Problem description -> What you return should be every line below, word for word, and none of the images.

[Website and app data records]
::::
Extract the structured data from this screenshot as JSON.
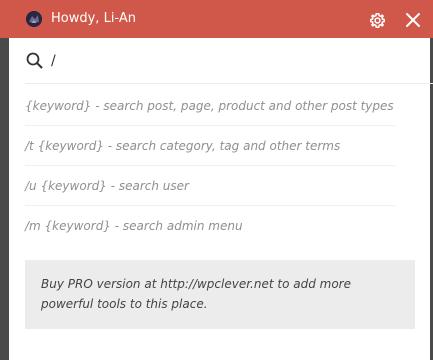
{
  "header": {
    "greeting": "Howdy, Li-An",
    "bg_color": "#d0584a",
    "avatar_icon": "avatar-icon",
    "settings_icon": "gear-icon",
    "close_icon": "close-icon"
  },
  "search": {
    "value": "/",
    "icon": "search-icon"
  },
  "hints": [
    {
      "text": "{keyword} - search post, page, product and other post types"
    },
    {
      "text": "/t {keyword} - search category, tag and other terms"
    },
    {
      "text": "/u {keyword} - search user"
    },
    {
      "text": "/m {keyword} - search admin menu"
    }
  ],
  "pro": {
    "message": "Buy PRO version at http://wpclever.net to add more powerful tools to this place."
  }
}
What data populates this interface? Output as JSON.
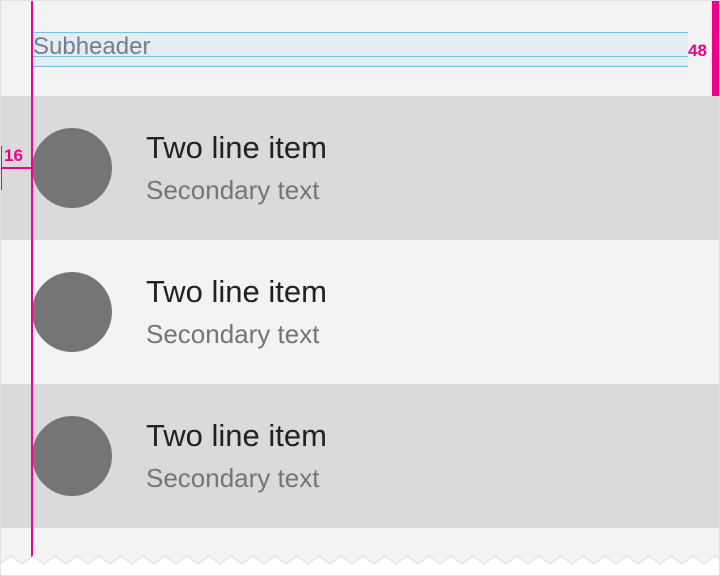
{
  "subheader": {
    "label": "Subheader"
  },
  "list": {
    "items": [
      {
        "primary": "Two line item",
        "secondary": "Secondary text"
      },
      {
        "primary": "Two line item",
        "secondary": "Secondary text"
      },
      {
        "primary": "Two line item",
        "secondary": "Secondary text"
      }
    ]
  },
  "annotations": {
    "subheader_height": "48",
    "keyline_margin": "16"
  },
  "colors": {
    "annotation": "#ec008c",
    "guide": "#6ec3ea",
    "row_shaded": "#dadada",
    "row_plain": "#f3f3f3",
    "avatar": "#757575",
    "primary_text": "#212121",
    "secondary_text": "#757575"
  }
}
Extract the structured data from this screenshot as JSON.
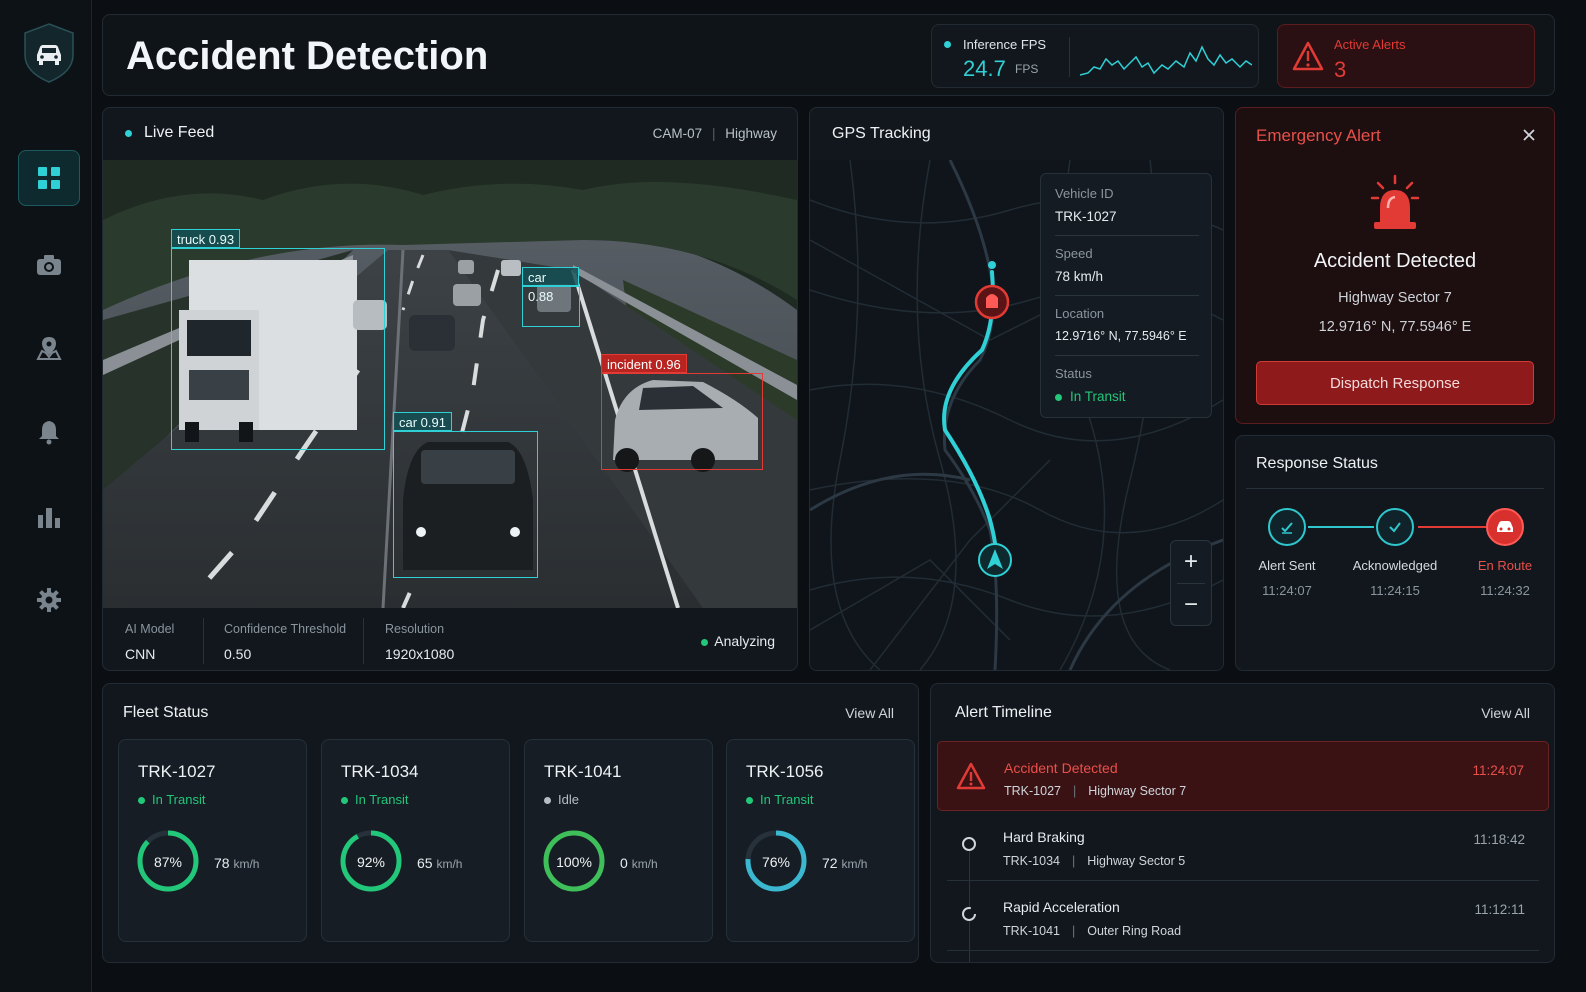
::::
Expected output ->
Extract the structured data from this screenshot as JSON.
{
  "header": {
    "greeting": "Howdy, Li-An",
    "bg_color": "#d0584a",
    "avatar_icon": "avatar-icon",
    "settings_icon": "gear-icon",
    "close_icon": "close-icon"
  },
  "search": {
    "value": "/",
    "icon": "search-icon"
  },
  "hints": [
    {
      "text": "{keyword} - search post, page, product and other post types"
    },
    {
      "text": "/t {keyword} - search category, tag and other terms"
    },
    {
      "text": "/u {keyword} - search user"
    },
    {
      "text": "/m {keyword} - search admin menu"
    }
  ],
  "pro": {
    "message": "Buy PRO version at http://wpclever.net to add more powerful tools to this place."
  }
}
What data populates this interface? Output as JSON.
{
  "subheader": {
    "label": "Subheader"
  },
  "list": {
    "items": [
      {
        "primary": "Two line item",
        "secondary": "Secondary text"
      },
      {
        "primary": "Two line item",
        "secondary": "Secondary text"
      },
      {
        "primary": "Two line item",
        "secondary": "Secondary text"
      }
    ]
  },
  "annotations": {
    "subheader_height": "48",
    "keyline_margin": "16"
  },
  "colors": {
    "annotation": "#ec008c",
    "guide": "#6ec3ea",
    "row_shaded": "#dadada",
    "row_plain": "#f3f3f3",
    "avatar": "#757575",
    "primary_text": "#212121",
    "secondary_text": "#757575"
  }
}
Extract the structured data from this screenshot as JSON.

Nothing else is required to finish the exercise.